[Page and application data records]
- Opening Delimiter -
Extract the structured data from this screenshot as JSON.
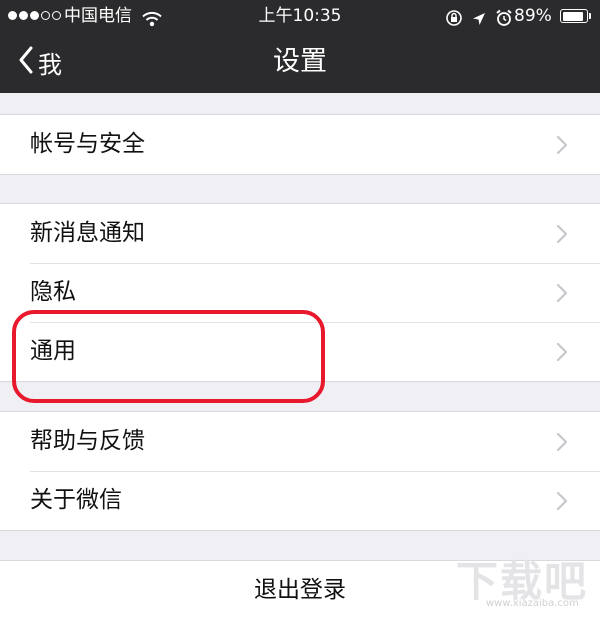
{
  "status_bar": {
    "carrier": "中国电信",
    "time": "上午10:35",
    "battery": "89%",
    "battery_level": 0.89,
    "icons": [
      "signal-dots-icon",
      "wifi-icon",
      "orientation-lock-icon",
      "location-icon",
      "alarm-icon",
      "battery-icon"
    ]
  },
  "nav": {
    "back_label": "我",
    "title": "设置"
  },
  "groups": [
    {
      "items": [
        {
          "label": "帐号与安全"
        }
      ]
    },
    {
      "items": [
        {
          "label": "新消息通知"
        },
        {
          "label": "隐私"
        },
        {
          "label": "通用"
        }
      ]
    },
    {
      "items": [
        {
          "label": "帮助与反馈"
        },
        {
          "label": "关于微信"
        }
      ]
    }
  ],
  "logout_label": "退出登录",
  "highlighted_item": "通用",
  "watermark": {
    "text": "下载吧",
    "url_text": "www.xiazaiba.com"
  },
  "colors": {
    "nav_background": "#2b2b2d",
    "page_background": "#efeff4",
    "highlight": "#e8192c",
    "chevron": "#c7c7cc"
  }
}
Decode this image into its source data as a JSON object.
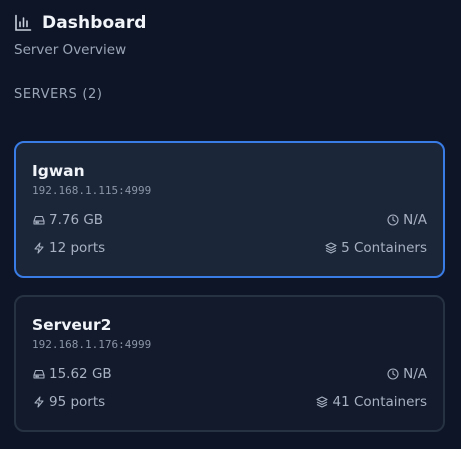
{
  "header": {
    "title": "Dashboard",
    "subtitle": "Server Overview",
    "logo_icon": "bar-chart-icon"
  },
  "section": {
    "label": "SERVERS",
    "count": "(2)"
  },
  "servers": [
    {
      "name": "Igwan",
      "address": "192.168.1.115:4999",
      "storage": "7.76 GB",
      "uptime": "N/A",
      "ports": "12 ports",
      "containers": "5 Containers",
      "selected": true
    },
    {
      "name": "Serveur2",
      "address": "192.168.1.176:4999",
      "storage": "15.62 GB",
      "uptime": "N/A",
      "ports": "95 ports",
      "containers": "41 Containers",
      "selected": false
    }
  ],
  "colors": {
    "background": "#0e1526",
    "card": "#121a2b",
    "card_selected": "#1b2638",
    "accent": "#3a7ce6",
    "border": "#263142"
  }
}
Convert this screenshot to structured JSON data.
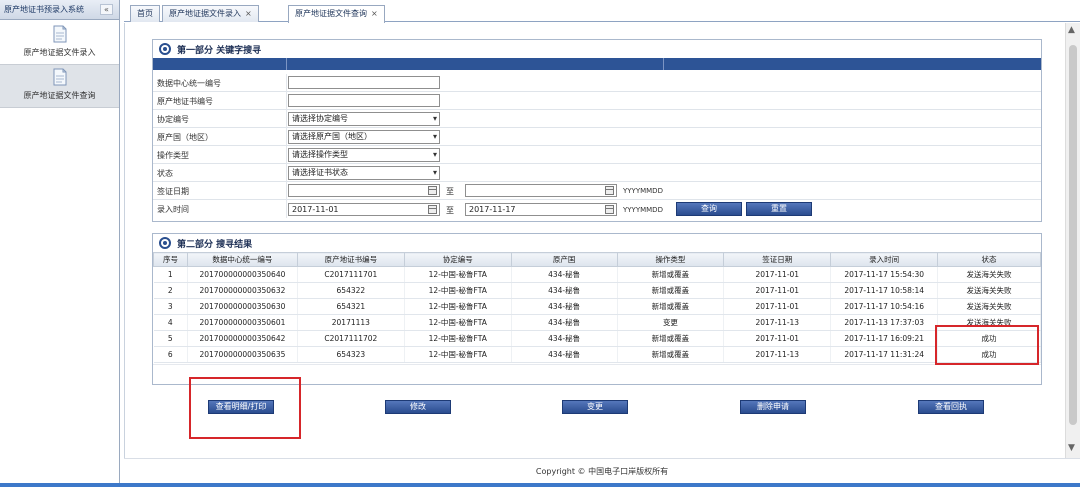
{
  "sidebar": {
    "title": "原产地证书预录入系统",
    "collapse_glyph": "«",
    "items": [
      {
        "label": "原产地证据文件录入",
        "icon": "document-icon"
      },
      {
        "label": "原产地证据文件查询",
        "icon": "document-icon"
      }
    ]
  },
  "tabs": [
    {
      "label": "首页",
      "closable": false
    },
    {
      "label": "原产地证据文件录入",
      "closable": true
    },
    {
      "label": "原产地证据文件查询",
      "closable": true,
      "active": true
    }
  ],
  "tab_close_glyph": "×",
  "search": {
    "title": "第一部分 关键字搜寻",
    "fields": {
      "data_center_id": {
        "label": "数据中心统一编号",
        "value": ""
      },
      "certificate_no": {
        "label": "原产地证书编号",
        "value": ""
      },
      "agreement_no": {
        "label": "协定编号",
        "value": "请选择协定编号"
      },
      "origin_country": {
        "label": "原产国（地区）",
        "value": "请选择原产国（地区）"
      },
      "operation_type": {
        "label": "操作类型",
        "value": "请选择操作类型"
      },
      "status": {
        "label": "状态",
        "value": "请选择证书状态"
      },
      "issue_date": {
        "label": "签证日期",
        "from": "",
        "to": "",
        "format": "YYYYMMDD"
      },
      "entry_time": {
        "label": "录入时间",
        "from": "2017-11-01",
        "to": "2017-11-17",
        "format": "YYYYMMDD"
      }
    },
    "to_label": "至",
    "query_button": "查询",
    "reset_button": "重置"
  },
  "results": {
    "title": "第二部分 搜寻结果",
    "columns": [
      "序号",
      "数据中心统一编号",
      "原产地证书编号",
      "协定编号",
      "原产国",
      "操作类型",
      "签证日期",
      "录入时间",
      "状态"
    ],
    "rows": [
      [
        "1",
        "201700000000350640",
        "C2017111701",
        "12-中国-秘鲁FTA",
        "434-秘鲁",
        "新增或覆盖",
        "2017-11-01",
        "2017-11-17 15:54:30",
        "发送海关失败"
      ],
      [
        "2",
        "201700000000350632",
        "654322",
        "12-中国-秘鲁FTA",
        "434-秘鲁",
        "新增或覆盖",
        "2017-11-01",
        "2017-11-17 10:58:14",
        "发送海关失败"
      ],
      [
        "3",
        "201700000000350630",
        "654321",
        "12-中国-秘鲁FTA",
        "434-秘鲁",
        "新增或覆盖",
        "2017-11-01",
        "2017-11-17 10:54:16",
        "发送海关失败"
      ],
      [
        "4",
        "201700000000350601",
        "20171113",
        "12-中国-秘鲁FTA",
        "434-秘鲁",
        "变更",
        "2017-11-13",
        "2017-11-13 17:37:03",
        "发送海关失败"
      ],
      [
        "5",
        "201700000000350642",
        "C2017111702",
        "12-中国-秘鲁FTA",
        "434-秘鲁",
        "新增或覆盖",
        "2017-11-01",
        "2017-11-17 16:09:21",
        "成功"
      ],
      [
        "6",
        "201700000000350635",
        "654323",
        "12-中国-秘鲁FTA",
        "434-秘鲁",
        "新增或覆盖",
        "2017-11-13",
        "2017-11-17 11:31:24",
        "成功"
      ]
    ]
  },
  "actions": {
    "view_print": "查看明细/打印",
    "modify": "修改",
    "change": "变更",
    "delete_request": "删除申请",
    "view_receipt": "查看回执"
  },
  "footer": {
    "copyright": "Copyright © 中国电子口岸版权所有"
  },
  "colors": {
    "accent": "#2d5496",
    "highlight": "#d6262a"
  }
}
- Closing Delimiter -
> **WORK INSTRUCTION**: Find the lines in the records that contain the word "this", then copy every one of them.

> **OUTPUT BELOW**:
Extract the structured data from this screenshot as JSON.
Decode this image into its source data as a JSON object.
Convert this screenshot to structured JSON data.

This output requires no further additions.